(Stored data entries)
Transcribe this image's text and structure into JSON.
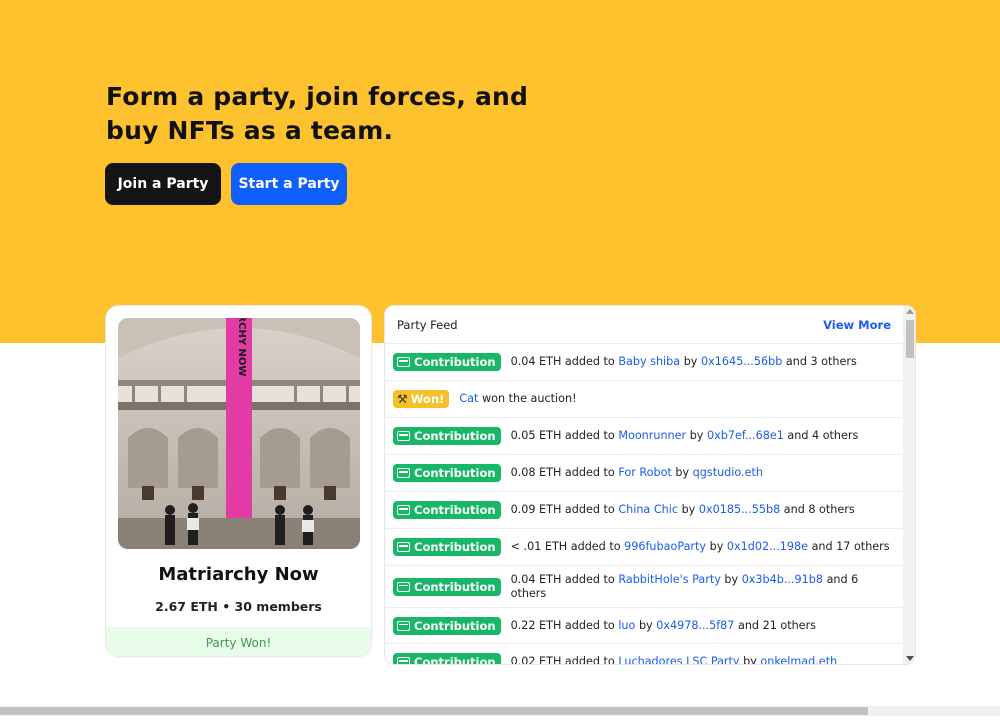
{
  "hero": {
    "title": "Form a party, join forces, and buy NFTs as a team.",
    "join_label": "Join a Party",
    "start_label": "Start a Party"
  },
  "party": {
    "name": "Matriarchy Now",
    "meta": "2.67 ETH • 30 members",
    "status": "Party Won!",
    "banner_text": "MATRIARCHY NOW"
  },
  "feed": {
    "title": "Party Feed",
    "view_more": "View More",
    "items": [
      {
        "badge": "Contribution",
        "amount": "0.04 ETH added to",
        "party": "Baby shiba",
        "by": "by",
        "user": "0x1645...56bb",
        "others": "and 3 others"
      },
      {
        "badge": "Won!",
        "party": "Cat",
        "rest": "won the auction!"
      },
      {
        "badge": "Contribution",
        "amount": "0.05 ETH added to",
        "party": "Moonrunner",
        "by": "by",
        "user": "0xb7ef...68e1",
        "others": "and 4 others"
      },
      {
        "badge": "Contribution",
        "amount": "0.08 ETH added to",
        "party": "For Robot",
        "by": "by",
        "user": "qgstudio.eth",
        "others": ""
      },
      {
        "badge": "Contribution",
        "amount": "0.09 ETH added to",
        "party": "China Chic",
        "by": "by",
        "user": "0x0185...55b8",
        "others": "and 8 others"
      },
      {
        "badge": "Contribution",
        "amount": "< .01 ETH added to",
        "party": "996fubaoParty",
        "by": "by",
        "user": "0x1d02...198e",
        "others": "and 17 others"
      },
      {
        "badge": "Contribution",
        "amount": "0.04 ETH added to",
        "party": "RabbitHole's Party",
        "by": "by",
        "user": "0x3b4b...91b8",
        "others": "and 6 others"
      },
      {
        "badge": "Contribution",
        "amount": "0.22 ETH added to",
        "party": "luo",
        "by": "by",
        "user": "0x4978...5f87",
        "others": "and 21 others"
      },
      {
        "badge": "Contribution",
        "amount": "0.02 ETH added to",
        "party": "Luchadores LSC Party",
        "by": "by",
        "user": "onkelmad.eth",
        "others": ""
      }
    ]
  },
  "colors": {
    "hero_bg": "#fec22f",
    "primary_blue": "#0f5fff",
    "contribution_green": "#18b768",
    "won_yellow": "#f5c02a",
    "link_blue": "#1a5cf0"
  }
}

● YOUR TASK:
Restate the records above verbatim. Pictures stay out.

● SOLVED EXERCISE:
Transcribe this image's text and structure into JSON.
{
  "hero": {
    "title": "Form a party, join forces, and buy NFTs as a team.",
    "join_label": "Join a Party",
    "start_label": "Start a Party"
  },
  "party": {
    "name": "Matriarchy Now",
    "meta": "2.67 ETH • 30 members",
    "status": "Party Won!",
    "banner_text": "MATRIARCHY NOW"
  },
  "feed": {
    "title": "Party Feed",
    "view_more": "View More",
    "items": [
      {
        "badge": "Contribution",
        "amount": "0.04 ETH added to",
        "party": "Baby shiba",
        "by": "by",
        "user": "0x1645...56bb",
        "others": "and 3 others"
      },
      {
        "badge": "Won!",
        "party": "Cat",
        "rest": "won the auction!"
      },
      {
        "badge": "Contribution",
        "amount": "0.05 ETH added to",
        "party": "Moonrunner",
        "by": "by",
        "user": "0xb7ef...68e1",
        "others": "and 4 others"
      },
      {
        "badge": "Contribution",
        "amount": "0.08 ETH added to",
        "party": "For Robot",
        "by": "by",
        "user": "qgstudio.eth",
        "others": ""
      },
      {
        "badge": "Contribution",
        "amount": "0.09 ETH added to",
        "party": "China Chic",
        "by": "by",
        "user": "0x0185...55b8",
        "others": "and 8 others"
      },
      {
        "badge": "Contribution",
        "amount": "< .01 ETH added to",
        "party": "996fubaoParty",
        "by": "by",
        "user": "0x1d02...198e",
        "others": "and 17 others"
      },
      {
        "badge": "Contribution",
        "amount": "0.04 ETH added to",
        "party": "RabbitHole's Party",
        "by": "by",
        "user": "0x3b4b...91b8",
        "others": "and 6 others"
      },
      {
        "badge": "Contribution",
        "amount": "0.22 ETH added to",
        "party": "luo",
        "by": "by",
        "user": "0x4978...5f87",
        "others": "and 21 others"
      },
      {
        "badge": "Contribution",
        "amount": "0.02 ETH added to",
        "party": "Luchadores LSC Party",
        "by": "by",
        "user": "onkelmad.eth",
        "others": ""
      }
    ]
  },
  "colors": {
    "hero_bg": "#fec22f",
    "primary_blue": "#0f5fff",
    "contribution_green": "#18b768",
    "won_yellow": "#f5c02a",
    "link_blue": "#1a5cf0"
  }
}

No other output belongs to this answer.